- YOUR ASSIGNMENT:
Among the entries below, tally each line in which the word "JSON" is found, then state the tally alone.

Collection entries
___

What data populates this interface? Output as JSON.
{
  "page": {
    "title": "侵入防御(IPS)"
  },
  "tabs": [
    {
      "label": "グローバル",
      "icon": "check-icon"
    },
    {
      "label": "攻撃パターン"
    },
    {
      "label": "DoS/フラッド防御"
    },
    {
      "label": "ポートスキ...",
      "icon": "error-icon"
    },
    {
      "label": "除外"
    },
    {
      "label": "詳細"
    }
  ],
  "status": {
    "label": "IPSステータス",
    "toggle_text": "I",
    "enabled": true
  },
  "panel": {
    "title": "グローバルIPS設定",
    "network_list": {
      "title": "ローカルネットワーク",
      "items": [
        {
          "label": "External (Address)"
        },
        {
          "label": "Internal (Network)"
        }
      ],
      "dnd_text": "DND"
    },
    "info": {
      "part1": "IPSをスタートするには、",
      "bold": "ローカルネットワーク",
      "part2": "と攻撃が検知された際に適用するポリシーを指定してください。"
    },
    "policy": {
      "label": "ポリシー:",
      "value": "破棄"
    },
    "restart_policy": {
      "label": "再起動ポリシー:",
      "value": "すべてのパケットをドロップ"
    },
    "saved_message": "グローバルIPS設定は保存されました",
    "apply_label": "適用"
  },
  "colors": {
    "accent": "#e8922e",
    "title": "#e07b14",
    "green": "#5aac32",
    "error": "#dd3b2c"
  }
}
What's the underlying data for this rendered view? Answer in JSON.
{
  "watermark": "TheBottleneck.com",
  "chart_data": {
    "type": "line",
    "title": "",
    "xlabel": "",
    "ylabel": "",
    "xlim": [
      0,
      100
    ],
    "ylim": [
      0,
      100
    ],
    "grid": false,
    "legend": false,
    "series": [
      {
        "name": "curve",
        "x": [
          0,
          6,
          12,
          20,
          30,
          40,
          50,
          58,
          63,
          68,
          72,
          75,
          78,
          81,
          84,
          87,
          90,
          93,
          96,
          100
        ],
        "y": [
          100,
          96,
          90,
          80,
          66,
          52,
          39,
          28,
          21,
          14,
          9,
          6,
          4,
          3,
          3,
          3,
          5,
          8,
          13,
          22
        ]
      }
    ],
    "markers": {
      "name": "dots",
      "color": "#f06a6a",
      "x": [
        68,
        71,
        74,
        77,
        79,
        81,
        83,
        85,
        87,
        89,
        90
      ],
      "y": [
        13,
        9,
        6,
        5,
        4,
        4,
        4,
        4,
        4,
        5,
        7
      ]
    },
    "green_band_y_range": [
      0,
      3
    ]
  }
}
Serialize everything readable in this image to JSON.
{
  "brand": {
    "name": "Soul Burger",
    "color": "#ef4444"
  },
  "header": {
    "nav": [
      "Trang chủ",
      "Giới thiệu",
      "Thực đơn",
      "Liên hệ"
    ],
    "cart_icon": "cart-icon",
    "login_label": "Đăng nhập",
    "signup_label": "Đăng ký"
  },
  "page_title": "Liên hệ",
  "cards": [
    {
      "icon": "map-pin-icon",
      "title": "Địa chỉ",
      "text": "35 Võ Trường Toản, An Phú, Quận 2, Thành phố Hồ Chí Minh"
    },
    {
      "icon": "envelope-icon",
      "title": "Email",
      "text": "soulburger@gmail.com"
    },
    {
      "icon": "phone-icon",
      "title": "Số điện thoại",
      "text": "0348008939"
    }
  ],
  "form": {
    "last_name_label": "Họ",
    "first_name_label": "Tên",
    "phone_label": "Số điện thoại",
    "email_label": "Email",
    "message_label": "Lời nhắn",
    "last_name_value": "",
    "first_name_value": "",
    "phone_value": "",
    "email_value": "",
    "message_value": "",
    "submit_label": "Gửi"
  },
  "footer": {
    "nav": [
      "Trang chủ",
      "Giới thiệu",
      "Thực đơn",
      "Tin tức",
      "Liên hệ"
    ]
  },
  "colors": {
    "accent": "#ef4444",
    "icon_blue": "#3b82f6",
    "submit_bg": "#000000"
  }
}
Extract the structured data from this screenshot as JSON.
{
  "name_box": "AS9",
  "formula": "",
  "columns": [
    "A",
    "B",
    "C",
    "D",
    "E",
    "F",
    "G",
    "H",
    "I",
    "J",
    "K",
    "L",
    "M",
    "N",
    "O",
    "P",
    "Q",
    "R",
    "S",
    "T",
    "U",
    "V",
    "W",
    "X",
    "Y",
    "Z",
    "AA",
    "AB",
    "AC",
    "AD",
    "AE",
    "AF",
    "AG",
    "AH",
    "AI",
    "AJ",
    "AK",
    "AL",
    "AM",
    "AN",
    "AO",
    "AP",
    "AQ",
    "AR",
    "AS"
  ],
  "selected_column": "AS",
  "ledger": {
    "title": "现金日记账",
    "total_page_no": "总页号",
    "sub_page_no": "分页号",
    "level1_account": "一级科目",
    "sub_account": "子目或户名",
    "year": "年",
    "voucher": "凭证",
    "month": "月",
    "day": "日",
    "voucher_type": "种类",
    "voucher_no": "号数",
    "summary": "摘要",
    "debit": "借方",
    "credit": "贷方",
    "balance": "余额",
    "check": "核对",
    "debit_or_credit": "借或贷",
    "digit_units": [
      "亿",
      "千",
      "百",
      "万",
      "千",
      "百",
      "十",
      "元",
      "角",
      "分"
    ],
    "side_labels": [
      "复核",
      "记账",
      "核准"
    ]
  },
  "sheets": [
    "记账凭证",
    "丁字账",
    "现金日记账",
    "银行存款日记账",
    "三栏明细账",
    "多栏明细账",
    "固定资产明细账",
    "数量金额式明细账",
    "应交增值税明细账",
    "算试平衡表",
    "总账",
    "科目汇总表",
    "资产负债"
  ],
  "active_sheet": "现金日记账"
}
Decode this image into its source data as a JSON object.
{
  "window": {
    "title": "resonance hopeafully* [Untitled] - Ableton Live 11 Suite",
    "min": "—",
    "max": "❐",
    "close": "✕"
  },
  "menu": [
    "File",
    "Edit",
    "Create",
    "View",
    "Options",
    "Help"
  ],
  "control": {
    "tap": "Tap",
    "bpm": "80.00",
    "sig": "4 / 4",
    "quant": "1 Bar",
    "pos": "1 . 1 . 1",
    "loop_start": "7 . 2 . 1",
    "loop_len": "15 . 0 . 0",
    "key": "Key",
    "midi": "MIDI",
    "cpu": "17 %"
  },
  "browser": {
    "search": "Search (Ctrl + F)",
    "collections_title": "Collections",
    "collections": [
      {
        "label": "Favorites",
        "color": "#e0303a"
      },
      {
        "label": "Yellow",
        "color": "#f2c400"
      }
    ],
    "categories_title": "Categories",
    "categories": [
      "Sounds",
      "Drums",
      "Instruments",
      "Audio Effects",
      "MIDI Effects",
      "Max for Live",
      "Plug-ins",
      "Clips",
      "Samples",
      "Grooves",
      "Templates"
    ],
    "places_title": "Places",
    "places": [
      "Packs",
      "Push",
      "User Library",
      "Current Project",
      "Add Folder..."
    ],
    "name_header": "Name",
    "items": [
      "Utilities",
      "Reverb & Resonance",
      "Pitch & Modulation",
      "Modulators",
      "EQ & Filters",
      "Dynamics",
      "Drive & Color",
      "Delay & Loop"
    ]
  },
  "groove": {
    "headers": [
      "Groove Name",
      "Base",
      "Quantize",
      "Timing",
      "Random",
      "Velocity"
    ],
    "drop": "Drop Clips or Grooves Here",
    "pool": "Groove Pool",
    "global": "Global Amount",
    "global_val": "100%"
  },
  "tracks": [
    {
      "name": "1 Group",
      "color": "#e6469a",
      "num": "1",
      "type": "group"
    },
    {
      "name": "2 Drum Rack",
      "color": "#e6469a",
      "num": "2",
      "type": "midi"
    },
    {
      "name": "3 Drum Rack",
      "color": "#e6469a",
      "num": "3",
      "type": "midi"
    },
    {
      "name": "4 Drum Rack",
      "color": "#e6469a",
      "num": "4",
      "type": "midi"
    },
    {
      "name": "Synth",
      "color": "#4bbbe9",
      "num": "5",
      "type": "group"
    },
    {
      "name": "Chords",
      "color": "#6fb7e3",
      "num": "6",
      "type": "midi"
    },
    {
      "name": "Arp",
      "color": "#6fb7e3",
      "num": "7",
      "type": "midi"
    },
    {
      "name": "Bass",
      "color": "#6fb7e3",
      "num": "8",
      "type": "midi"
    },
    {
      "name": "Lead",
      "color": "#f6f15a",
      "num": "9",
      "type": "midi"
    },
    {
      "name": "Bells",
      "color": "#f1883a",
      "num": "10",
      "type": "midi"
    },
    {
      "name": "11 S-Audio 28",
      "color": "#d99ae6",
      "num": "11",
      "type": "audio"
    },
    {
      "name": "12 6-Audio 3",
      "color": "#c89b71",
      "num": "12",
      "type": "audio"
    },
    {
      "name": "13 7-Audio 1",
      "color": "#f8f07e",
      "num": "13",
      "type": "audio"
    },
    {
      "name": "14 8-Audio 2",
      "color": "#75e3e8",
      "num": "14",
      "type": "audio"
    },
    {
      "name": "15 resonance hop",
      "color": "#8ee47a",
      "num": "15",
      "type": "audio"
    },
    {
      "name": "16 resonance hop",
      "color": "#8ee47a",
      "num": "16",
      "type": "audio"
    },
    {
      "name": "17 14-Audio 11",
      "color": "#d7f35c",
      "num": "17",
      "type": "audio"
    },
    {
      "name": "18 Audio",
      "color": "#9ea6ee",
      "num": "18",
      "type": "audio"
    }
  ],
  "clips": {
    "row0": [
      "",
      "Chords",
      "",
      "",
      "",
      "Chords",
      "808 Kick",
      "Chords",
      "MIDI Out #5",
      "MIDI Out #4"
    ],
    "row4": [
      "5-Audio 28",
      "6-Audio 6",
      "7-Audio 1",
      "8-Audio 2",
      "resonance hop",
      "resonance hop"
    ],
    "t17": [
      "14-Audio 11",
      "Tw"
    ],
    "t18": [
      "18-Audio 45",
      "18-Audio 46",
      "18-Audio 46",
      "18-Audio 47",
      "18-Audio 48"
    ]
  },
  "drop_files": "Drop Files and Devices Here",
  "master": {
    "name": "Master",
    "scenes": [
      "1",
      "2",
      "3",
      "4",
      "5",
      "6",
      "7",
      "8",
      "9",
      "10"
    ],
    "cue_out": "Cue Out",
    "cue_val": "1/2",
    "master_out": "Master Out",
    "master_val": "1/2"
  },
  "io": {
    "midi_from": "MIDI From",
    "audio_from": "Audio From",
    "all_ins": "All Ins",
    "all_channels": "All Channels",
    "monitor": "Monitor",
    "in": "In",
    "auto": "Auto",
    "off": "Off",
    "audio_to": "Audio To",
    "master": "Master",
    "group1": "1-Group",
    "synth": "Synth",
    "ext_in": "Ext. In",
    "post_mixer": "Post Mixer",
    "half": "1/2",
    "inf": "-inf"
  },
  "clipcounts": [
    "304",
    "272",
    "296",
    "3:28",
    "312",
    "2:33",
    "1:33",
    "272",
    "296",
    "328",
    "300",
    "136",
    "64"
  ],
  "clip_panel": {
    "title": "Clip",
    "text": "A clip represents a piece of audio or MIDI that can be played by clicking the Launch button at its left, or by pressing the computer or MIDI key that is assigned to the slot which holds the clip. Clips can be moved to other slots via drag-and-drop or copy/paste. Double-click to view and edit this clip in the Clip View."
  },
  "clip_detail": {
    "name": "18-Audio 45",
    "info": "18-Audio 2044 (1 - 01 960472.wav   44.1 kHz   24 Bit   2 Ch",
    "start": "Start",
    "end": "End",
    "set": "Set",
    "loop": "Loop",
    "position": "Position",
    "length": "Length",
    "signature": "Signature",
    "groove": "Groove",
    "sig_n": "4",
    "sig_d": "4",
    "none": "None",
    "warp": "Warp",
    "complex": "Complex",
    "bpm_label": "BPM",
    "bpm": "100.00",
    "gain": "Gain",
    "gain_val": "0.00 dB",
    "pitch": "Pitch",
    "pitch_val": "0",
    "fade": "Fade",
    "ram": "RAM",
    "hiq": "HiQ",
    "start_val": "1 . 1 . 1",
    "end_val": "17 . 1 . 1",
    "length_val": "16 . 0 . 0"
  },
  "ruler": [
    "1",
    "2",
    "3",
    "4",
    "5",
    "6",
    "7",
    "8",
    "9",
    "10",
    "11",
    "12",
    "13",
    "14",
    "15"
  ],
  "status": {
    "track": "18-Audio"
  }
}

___

- RESULT:
5